-- Records from a data collection --
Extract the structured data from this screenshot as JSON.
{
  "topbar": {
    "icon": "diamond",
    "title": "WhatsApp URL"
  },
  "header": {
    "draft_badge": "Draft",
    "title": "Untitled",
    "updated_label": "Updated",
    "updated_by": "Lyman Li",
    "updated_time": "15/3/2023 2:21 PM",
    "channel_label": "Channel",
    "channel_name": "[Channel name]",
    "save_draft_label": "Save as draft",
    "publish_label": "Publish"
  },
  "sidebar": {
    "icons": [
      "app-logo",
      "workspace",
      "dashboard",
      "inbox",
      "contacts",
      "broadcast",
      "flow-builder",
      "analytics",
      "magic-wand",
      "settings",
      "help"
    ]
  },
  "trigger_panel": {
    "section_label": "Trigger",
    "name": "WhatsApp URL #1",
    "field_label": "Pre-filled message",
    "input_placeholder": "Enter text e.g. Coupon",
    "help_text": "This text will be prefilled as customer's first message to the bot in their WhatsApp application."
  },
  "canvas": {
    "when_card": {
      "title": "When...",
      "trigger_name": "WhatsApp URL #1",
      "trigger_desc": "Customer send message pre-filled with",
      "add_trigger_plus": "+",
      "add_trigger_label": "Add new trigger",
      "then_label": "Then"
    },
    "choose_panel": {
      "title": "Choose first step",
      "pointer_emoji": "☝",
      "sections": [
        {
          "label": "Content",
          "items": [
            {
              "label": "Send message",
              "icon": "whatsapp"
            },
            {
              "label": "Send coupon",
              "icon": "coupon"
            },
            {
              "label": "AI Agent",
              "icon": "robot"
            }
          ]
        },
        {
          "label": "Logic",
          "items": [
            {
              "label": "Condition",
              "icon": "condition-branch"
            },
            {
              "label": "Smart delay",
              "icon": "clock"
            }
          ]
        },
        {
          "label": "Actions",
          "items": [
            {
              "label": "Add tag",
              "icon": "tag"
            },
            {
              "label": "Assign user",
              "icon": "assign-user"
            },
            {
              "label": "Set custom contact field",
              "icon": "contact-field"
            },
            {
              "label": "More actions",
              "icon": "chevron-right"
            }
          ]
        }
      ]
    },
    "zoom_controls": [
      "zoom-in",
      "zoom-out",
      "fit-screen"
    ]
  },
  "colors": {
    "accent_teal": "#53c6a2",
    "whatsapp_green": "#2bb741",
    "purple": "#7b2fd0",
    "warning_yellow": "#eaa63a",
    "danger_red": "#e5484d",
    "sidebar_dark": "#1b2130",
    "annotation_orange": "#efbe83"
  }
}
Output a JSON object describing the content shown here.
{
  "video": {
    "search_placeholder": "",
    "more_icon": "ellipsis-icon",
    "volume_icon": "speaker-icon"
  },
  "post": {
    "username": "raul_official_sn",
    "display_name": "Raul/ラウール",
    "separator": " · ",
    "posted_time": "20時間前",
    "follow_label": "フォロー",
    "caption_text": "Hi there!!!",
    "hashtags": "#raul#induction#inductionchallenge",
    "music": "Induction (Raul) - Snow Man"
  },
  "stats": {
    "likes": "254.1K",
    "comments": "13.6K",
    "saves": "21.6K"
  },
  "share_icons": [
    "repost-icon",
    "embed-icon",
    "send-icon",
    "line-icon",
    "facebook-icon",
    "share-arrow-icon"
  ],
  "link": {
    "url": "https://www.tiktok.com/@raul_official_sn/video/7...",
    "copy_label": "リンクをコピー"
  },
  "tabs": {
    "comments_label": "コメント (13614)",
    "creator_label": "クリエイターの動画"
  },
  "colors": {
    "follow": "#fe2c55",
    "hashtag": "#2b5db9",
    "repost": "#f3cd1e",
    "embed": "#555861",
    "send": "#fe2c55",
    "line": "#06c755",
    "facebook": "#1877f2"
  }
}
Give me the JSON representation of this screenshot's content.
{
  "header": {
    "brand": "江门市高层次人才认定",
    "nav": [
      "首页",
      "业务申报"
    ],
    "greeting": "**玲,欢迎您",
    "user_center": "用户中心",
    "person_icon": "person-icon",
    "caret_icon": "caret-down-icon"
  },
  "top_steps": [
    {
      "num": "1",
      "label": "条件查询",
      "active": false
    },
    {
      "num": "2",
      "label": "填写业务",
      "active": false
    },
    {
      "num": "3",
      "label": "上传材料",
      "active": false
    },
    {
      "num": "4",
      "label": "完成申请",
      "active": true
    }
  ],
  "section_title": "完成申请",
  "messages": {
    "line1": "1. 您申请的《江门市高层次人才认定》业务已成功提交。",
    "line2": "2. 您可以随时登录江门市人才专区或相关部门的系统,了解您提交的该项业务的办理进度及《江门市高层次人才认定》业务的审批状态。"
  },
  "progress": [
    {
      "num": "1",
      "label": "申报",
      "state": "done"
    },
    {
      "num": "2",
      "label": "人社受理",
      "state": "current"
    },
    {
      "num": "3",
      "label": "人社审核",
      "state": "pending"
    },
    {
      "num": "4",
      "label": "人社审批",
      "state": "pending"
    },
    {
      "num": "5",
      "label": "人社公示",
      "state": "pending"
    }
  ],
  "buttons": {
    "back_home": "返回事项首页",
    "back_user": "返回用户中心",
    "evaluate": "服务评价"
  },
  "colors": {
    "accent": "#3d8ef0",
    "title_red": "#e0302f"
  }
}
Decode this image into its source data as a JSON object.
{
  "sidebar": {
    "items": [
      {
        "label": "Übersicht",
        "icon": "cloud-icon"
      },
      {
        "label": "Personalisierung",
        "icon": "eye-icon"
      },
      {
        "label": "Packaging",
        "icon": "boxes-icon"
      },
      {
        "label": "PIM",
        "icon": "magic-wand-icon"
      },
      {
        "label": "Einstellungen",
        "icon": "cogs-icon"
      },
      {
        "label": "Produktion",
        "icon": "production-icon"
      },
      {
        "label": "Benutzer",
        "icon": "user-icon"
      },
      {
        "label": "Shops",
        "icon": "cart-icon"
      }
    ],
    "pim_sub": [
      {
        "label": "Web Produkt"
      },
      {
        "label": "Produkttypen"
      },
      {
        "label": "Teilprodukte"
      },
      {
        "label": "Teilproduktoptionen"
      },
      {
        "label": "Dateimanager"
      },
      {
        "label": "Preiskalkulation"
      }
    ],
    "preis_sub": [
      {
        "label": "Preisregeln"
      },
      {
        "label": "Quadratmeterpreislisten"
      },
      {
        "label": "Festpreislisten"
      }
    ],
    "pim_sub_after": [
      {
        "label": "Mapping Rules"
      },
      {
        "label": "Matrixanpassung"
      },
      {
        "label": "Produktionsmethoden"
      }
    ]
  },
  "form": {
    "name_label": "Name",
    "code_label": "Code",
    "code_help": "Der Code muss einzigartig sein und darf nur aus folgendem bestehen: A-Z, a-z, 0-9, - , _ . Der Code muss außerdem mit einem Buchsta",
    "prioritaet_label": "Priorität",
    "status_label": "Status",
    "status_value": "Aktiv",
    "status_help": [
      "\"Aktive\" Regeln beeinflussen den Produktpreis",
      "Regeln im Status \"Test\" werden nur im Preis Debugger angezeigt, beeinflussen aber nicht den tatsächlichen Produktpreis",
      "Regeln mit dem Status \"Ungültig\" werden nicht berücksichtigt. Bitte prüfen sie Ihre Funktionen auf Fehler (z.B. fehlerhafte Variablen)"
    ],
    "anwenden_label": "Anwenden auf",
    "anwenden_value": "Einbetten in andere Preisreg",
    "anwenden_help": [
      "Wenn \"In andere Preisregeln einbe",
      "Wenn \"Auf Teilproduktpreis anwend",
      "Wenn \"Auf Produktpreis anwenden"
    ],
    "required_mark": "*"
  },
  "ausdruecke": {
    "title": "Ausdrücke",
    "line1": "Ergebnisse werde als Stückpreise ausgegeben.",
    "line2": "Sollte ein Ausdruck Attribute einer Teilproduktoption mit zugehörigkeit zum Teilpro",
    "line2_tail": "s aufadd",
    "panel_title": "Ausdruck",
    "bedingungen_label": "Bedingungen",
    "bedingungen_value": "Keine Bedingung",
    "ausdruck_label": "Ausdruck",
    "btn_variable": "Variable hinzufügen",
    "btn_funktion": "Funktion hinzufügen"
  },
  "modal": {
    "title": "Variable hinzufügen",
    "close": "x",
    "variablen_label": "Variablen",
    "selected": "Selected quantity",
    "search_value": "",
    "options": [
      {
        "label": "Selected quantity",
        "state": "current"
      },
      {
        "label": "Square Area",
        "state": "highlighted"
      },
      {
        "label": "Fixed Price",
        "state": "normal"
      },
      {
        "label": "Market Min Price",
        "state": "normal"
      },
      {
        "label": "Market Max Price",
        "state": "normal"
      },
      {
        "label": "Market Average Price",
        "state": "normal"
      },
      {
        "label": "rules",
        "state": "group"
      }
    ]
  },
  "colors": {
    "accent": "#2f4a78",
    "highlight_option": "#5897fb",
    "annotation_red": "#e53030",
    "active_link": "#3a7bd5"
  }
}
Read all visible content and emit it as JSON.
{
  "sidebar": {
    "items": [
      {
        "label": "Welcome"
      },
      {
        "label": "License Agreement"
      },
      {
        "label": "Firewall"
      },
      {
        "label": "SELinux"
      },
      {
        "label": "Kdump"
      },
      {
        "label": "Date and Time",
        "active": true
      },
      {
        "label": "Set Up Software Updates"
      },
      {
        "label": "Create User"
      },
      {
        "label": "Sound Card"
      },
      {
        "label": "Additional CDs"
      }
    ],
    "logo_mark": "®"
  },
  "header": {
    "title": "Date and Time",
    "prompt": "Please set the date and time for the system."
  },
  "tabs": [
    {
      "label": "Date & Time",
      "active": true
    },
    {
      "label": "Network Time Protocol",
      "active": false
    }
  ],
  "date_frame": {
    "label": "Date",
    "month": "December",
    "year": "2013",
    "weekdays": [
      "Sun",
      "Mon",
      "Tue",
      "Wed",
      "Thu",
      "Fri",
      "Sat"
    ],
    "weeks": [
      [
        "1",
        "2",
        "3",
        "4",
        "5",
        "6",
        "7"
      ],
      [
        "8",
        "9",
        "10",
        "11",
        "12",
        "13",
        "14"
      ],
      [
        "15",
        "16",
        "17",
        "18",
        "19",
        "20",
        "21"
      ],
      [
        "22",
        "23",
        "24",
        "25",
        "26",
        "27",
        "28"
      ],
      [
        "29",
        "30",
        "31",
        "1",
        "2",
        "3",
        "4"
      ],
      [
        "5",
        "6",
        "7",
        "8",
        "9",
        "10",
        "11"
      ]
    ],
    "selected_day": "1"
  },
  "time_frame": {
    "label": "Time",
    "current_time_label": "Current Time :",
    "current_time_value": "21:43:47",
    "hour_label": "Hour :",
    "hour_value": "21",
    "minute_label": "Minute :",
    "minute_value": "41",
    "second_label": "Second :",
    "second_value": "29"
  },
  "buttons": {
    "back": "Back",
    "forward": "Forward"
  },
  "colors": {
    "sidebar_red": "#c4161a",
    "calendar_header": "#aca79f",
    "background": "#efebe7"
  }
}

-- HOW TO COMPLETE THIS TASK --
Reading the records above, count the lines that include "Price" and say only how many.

-- ANSWER SECTION --
4